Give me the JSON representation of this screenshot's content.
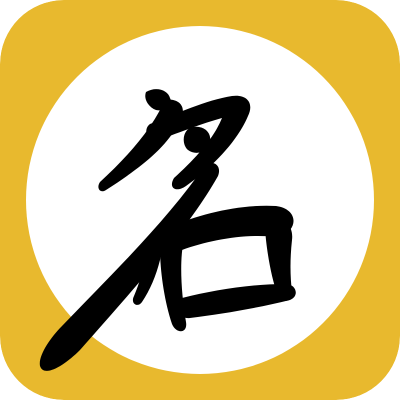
{
  "icon": {
    "name": "app-icon",
    "glyph": "名",
    "glyph_style": "calligraphy-brush",
    "colors": {
      "background": "#E8B92E",
      "circle": "#FFFFFF",
      "ink": "#000000"
    }
  }
}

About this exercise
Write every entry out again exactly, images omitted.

Answer to the exercise
Give me the JSON representation of this screenshot's content.
{
  "icon": {
    "name": "app-icon",
    "glyph": "名",
    "glyph_style": "calligraphy-brush",
    "colors": {
      "background": "#E8B92E",
      "circle": "#FFFFFF",
      "ink": "#000000"
    }
  }
}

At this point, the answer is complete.